Oppositely, society has discredited the psychotic. We have categorized them as beneath us. To be associated with the insane has fallen nothing short of negative.
“Madness, provided it comes as the gift of heaven, is the channel by which we receive the greatest blessings… Madness comes from God, whereas sober sense is merely human.” – Plato
Genius: is defined as the highest form of creativity. An IQ of 165 is a prerequisite along with high levels of mental search processes. This is the ability to find solutions to problems by using memory from previous situations.
Insanity: When an individual cannot distinguish reality from fantasy.
The Neurological Links Between Insanity and Genius
In the center of the brain, there is an area called the precuneus. The precuneus deals with episodic memory, consciousness, and visuospatial processing. To the average individual (IQ of 90-120), this area is usually deactivated when focusing on cognitive tasks. However, researchers found that this area of the brain remains active when highly creative people (level of genius and insanity) are thinking actively.
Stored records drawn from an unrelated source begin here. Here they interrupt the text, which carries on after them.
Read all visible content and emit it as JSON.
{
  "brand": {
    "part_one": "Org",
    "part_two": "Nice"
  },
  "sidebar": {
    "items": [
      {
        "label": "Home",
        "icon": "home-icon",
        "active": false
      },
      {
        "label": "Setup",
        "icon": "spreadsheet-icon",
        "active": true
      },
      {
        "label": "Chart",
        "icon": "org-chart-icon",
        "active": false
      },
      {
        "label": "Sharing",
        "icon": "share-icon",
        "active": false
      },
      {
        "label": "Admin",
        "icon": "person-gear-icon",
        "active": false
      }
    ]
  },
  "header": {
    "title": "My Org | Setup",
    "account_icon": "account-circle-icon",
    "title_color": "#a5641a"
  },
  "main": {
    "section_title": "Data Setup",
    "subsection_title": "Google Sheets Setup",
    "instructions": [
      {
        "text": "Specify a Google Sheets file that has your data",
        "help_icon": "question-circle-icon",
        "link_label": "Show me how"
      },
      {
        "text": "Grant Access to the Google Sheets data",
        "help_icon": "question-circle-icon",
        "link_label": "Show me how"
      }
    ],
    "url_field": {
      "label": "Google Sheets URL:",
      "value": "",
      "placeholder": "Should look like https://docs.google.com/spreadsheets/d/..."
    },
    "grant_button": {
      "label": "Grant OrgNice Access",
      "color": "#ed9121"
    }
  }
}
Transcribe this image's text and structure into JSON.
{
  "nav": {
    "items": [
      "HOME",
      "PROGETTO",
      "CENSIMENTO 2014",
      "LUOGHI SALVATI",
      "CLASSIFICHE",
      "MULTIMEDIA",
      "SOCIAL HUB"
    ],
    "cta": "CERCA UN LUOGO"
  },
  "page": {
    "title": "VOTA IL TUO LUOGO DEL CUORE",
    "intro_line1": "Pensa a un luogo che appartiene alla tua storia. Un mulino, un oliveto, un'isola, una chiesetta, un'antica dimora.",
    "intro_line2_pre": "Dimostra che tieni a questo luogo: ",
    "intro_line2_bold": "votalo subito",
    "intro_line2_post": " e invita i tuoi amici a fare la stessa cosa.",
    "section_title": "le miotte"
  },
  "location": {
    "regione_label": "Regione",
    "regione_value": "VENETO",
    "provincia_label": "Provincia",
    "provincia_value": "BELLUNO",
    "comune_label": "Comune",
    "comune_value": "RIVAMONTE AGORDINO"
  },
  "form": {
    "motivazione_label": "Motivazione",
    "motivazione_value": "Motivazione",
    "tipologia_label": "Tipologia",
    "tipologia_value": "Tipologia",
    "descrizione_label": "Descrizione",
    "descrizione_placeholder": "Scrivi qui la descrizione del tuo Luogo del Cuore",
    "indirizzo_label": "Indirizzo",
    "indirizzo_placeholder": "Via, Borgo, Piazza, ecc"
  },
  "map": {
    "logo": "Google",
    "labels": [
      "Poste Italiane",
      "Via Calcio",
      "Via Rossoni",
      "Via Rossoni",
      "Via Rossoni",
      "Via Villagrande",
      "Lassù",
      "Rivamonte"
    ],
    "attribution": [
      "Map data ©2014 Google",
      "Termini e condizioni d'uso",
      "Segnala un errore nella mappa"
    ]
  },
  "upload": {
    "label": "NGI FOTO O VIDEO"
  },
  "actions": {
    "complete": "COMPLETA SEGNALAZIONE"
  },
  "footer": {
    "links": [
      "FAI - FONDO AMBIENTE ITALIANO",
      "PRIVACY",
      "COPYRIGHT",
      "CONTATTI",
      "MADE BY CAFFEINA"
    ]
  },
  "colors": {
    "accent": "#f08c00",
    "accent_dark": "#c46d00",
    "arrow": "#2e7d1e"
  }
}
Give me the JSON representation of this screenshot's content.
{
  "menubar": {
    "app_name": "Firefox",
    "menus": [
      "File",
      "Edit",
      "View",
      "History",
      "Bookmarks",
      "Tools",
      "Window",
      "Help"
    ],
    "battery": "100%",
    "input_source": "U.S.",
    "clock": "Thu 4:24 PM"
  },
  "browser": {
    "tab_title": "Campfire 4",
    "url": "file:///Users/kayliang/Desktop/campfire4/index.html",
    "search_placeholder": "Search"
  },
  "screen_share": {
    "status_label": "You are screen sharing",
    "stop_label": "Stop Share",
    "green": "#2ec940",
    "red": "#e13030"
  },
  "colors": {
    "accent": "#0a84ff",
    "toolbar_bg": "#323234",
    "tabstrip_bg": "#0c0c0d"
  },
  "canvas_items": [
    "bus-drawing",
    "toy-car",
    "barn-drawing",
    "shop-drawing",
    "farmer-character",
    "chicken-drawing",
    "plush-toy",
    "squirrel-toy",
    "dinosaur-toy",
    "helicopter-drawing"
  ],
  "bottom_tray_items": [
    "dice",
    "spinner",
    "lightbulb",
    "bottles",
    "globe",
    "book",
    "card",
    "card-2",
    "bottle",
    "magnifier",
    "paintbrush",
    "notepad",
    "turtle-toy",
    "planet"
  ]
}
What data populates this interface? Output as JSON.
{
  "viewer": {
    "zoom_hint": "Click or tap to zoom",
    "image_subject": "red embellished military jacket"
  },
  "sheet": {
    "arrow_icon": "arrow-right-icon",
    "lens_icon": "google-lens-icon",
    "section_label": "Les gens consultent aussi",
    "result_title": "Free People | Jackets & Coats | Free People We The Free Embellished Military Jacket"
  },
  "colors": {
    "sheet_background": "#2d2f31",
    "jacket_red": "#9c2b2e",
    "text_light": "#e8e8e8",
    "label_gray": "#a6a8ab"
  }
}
Researchers found that by continuously engaging the precuneus, individuals were found to have much higher levels of creativity than the average individual. The same results of an activated precuneus were found in patients with schizotypy, a milder form of schizophrenia.
Average Minds: Tunes out external stimuli and zones in
Creative Thinkers: Use external stimuli in their creative processes
What Does Insanity Have To Do With Creative Thoughts?
It breaks down as a spontaneous and undirected association of thoughts and actions. This form of free association can reach the point where the individual begins to make strange and unusual links. This where insanity begins to surface.
Albert Einstein referred to this process as “combinatory play.” He believed that the most original ideas were derived from completely free flowing thoughts. The genius and the insane both have incredibly high levels of creativity which are derived from their free flowing thoughts, feelings, emotions, and actions.
The only major difference is that the genius is able to recognize when those free-flowing thoughts begin to step into the realm of delusional whereas the insane cannot.